> [ACTIVITY]
Would you repeat all the lines below, exactly as they stand?

++++ EXTRACTED INFORMATION ++++

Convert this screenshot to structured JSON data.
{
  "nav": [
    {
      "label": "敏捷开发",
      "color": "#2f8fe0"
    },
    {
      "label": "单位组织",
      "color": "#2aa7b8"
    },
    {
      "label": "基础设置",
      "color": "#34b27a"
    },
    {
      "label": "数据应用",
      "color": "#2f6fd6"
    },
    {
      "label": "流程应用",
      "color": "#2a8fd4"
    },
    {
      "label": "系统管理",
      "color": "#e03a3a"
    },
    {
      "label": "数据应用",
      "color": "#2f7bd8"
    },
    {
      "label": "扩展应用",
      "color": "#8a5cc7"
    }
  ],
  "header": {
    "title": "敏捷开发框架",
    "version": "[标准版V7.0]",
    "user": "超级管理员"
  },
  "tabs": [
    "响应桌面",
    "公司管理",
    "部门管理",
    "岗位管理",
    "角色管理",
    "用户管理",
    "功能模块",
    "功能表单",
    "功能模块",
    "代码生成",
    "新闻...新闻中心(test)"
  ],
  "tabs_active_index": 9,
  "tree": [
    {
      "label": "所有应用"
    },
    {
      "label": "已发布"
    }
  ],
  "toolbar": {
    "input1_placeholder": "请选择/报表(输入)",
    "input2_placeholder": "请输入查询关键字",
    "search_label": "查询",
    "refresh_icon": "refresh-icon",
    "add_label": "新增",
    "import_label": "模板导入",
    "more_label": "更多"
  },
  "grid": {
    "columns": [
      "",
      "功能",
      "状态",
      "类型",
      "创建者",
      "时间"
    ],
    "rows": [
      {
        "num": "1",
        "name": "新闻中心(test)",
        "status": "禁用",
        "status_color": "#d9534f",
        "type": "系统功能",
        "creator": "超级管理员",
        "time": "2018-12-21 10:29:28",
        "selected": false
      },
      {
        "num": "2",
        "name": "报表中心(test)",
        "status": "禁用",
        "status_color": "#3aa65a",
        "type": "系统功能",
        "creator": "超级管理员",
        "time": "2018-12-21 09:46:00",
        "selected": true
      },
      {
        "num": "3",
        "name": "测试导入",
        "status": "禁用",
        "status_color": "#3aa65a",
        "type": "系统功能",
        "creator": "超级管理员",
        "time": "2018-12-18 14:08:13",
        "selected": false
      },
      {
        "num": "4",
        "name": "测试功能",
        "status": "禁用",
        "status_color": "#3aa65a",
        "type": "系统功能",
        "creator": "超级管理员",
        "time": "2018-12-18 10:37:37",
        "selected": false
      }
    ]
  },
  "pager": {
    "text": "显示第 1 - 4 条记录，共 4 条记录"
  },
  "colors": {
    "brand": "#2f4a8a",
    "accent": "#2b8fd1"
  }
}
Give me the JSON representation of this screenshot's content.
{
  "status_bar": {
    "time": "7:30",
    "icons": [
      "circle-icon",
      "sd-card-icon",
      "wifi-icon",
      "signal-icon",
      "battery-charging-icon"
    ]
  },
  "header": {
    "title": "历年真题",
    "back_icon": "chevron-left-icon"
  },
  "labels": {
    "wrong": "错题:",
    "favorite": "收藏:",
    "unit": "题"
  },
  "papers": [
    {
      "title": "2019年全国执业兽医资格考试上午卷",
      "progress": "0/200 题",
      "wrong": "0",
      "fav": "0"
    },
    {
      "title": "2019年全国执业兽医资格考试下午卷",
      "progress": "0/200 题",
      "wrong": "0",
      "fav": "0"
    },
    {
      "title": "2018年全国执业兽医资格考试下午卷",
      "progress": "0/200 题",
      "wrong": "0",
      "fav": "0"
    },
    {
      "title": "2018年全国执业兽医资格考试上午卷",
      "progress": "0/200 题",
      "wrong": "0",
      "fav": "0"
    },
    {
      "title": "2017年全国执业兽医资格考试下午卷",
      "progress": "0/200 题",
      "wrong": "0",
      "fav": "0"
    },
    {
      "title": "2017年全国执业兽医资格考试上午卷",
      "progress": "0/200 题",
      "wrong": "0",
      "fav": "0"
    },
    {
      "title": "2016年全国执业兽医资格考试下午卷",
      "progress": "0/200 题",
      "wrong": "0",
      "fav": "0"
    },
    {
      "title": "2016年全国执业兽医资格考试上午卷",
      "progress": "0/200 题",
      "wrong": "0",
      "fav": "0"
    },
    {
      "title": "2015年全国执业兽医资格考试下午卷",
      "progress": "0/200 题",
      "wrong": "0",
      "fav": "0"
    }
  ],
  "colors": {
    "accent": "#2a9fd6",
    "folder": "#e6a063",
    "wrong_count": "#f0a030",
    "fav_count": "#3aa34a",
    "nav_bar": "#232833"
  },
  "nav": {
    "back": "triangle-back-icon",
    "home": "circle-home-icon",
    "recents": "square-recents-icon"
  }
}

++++

> [RESPONSE TO THIS TASK]
Convert this screenshot to structured JSON data.
{
  "nav": [
    {
      "label": "敏捷开发",
      "color": "#2f8fe0"
    },
    {
      "label": "单位组织",
      "color": "#2aa7b8"
    },
    {
      "label": "基础设置",
      "color": "#34b27a"
    },
    {
      "label": "数据应用",
      "color": "#2f6fd6"
    },
    {
      "label": "流程应用",
      "color": "#2a8fd4"
    },
    {
      "label": "系统管理",
      "color": "#e03a3a"
    },
    {
      "label": "数据应用",
      "color": "#2f7bd8"
    },
    {
      "label": "扩展应用",
      "color": "#8a5cc7"
    }
  ],
  "header": {
    "title": "敏捷开发框架",
    "version": "[标准版V7.0]",
    "user": "超级管理员"
  },
  "tabs": [
    "响应桌面",
    "公司管理",
    "部门管理",
    "岗位管理",
    "角色管理",
    "用户管理",
    "功能模块",
    "功能表单",
    "功能模块",
    "代码生成",
    "新闻...新闻中心(test)"
  ],
  "tabs_active_index": 9,
  "tree": [
    {
      "label": "所有应用"
    },
    {
      "label": "已发布"
    }
  ],
  "toolbar": {
    "input1_placeholder": "请选择/报表(输入)",
    "input2_placeholder": "请输入查询关键字",
    "search_label": "查询",
    "refresh_icon": "refresh-icon",
    "add_label": "新增",
    "import_label": "模板导入",
    "more_label": "更多"
  },
  "grid": {
    "columns": [
      "",
      "功能",
      "状态",
      "类型",
      "创建者",
      "时间"
    ],
    "rows": [
      {
        "num": "1",
        "name": "新闻中心(test)",
        "status": "禁用",
        "status_color": "#d9534f",
        "type": "系统功能",
        "creator": "超级管理员",
        "time": "2018-12-21 10:29:28",
        "selected": false
      },
      {
        "num": "2",
        "name": "报表中心(test)",
        "status": "禁用",
        "status_color": "#3aa65a",
        "type": "系统功能",
        "creator": "超级管理员",
        "time": "2018-12-21 09:46:00",
        "selected": true
      },
      {
        "num": "3",
        "name": "测试导入",
        "status": "禁用",
        "status_color": "#3aa65a",
        "type": "系统功能",
        "creator": "超级管理员",
        "time": "2018-12-18 14:08:13",
        "selected": false
      },
      {
        "num": "4",
        "name": "测试功能",
        "status": "禁用",
        "status_color": "#3aa65a",
        "type": "系统功能",
        "creator": "超级管理员",
        "time": "2018-12-18 10:37:37",
        "selected": false
      }
    ]
  },
  "pager": {
    "text": "显示第 1 - 4 条记录，共 4 条记录"
  },
  "colors": {
    "brand": "#2f4a8a",
    "accent": "#2b8fd1"
  }
}
Give me the JSON representation of this screenshot's content.
{
  "status_bar": {
    "time": "7:30",
    "icons": [
      "circle-icon",
      "sd-card-icon",
      "wifi-icon",
      "signal-icon",
      "battery-charging-icon"
    ]
  },
  "header": {
    "title": "历年真题",
    "back_icon": "chevron-left-icon"
  },
  "labels": {
    "wrong": "错题:",
    "favorite": "收藏:",
    "unit": "题"
  },
  "papers": [
    {
      "title": "2019年全国执业兽医资格考试上午卷",
      "progress": "0/200 题",
      "wrong": "0",
      "fav": "0"
    },
    {
      "title": "2019年全国执业兽医资格考试下午卷",
      "progress": "0/200 题",
      "wrong": "0",
      "fav": "0"
    },
    {
      "title": "2018年全国执业兽医资格考试下午卷",
      "progress": "0/200 题",
      "wrong": "0",
      "fav": "0"
    },
    {
      "title": "2018年全国执业兽医资格考试上午卷",
      "progress": "0/200 题",
      "wrong": "0",
      "fav": "0"
    },
    {
      "title": "2017年全国执业兽医资格考试下午卷",
      "progress": "0/200 题",
      "wrong": "0",
      "fav": "0"
    },
    {
      "title": "2017年全国执业兽医资格考试上午卷",
      "progress": "0/200 题",
      "wrong": "0",
      "fav": "0"
    },
    {
      "title": "2016年全国执业兽医资格考试下午卷",
      "progress": "0/200 题",
      "wrong": "0",
      "fav": "0"
    },
    {
      "title": "2016年全国执业兽医资格考试上午卷",
      "progress": "0/200 题",
      "wrong": "0",
      "fav": "0"
    },
    {
      "title": "2015年全国执业兽医资格考试下午卷",
      "progress": "0/200 题",
      "wrong": "0",
      "fav": "0"
    }
  ],
  "colors": {
    "accent": "#2a9fd6",
    "folder": "#e6a063",
    "wrong_count": "#f0a030",
    "fav_count": "#3aa34a",
    "nav_bar": "#232833"
  },
  "nav": {
    "back": "triangle-back-icon",
    "home": "circle-home-icon",
    "recents": "square-recents-icon"
  }
}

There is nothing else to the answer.